<<<<

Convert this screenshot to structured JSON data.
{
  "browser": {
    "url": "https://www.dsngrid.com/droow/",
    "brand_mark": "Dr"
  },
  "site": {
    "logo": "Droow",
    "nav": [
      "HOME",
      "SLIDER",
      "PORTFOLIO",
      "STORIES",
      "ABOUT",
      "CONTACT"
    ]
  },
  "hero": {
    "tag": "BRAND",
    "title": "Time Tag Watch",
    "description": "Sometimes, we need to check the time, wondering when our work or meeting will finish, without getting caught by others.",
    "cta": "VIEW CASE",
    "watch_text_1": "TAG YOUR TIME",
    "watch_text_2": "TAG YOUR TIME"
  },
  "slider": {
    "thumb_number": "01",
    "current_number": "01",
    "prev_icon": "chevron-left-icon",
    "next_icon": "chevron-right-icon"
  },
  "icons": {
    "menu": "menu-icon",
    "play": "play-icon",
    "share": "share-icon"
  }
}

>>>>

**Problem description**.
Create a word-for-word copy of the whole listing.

**Result of the task**.
Convert this screenshot to structured JSON data.
{
  "browser": {
    "url": "https://www.dsngrid.com/droow/",
    "brand_mark": "Dr"
  },
  "site": {
    "logo": "Droow",
    "nav": [
      "HOME",
      "SLIDER",
      "PORTFOLIO",
      "STORIES",
      "ABOUT",
      "CONTACT"
    ]
  },
  "hero": {
    "tag": "BRAND",
    "title": "Time Tag Watch",
    "description": "Sometimes, we need to check the time, wondering when our work or meeting will finish, without getting caught by others.",
    "cta": "VIEW CASE",
    "watch_text_1": "TAG YOUR TIME",
    "watch_text_2": "TAG YOUR TIME"
  },
  "slider": {
    "thumb_number": "01",
    "current_number": "01",
    "prev_icon": "chevron-left-icon",
    "next_icon": "chevron-right-icon"
  },
  "icons": {
    "menu": "menu-icon",
    "play": "play-icon",
    "share": "share-icon"
  }
}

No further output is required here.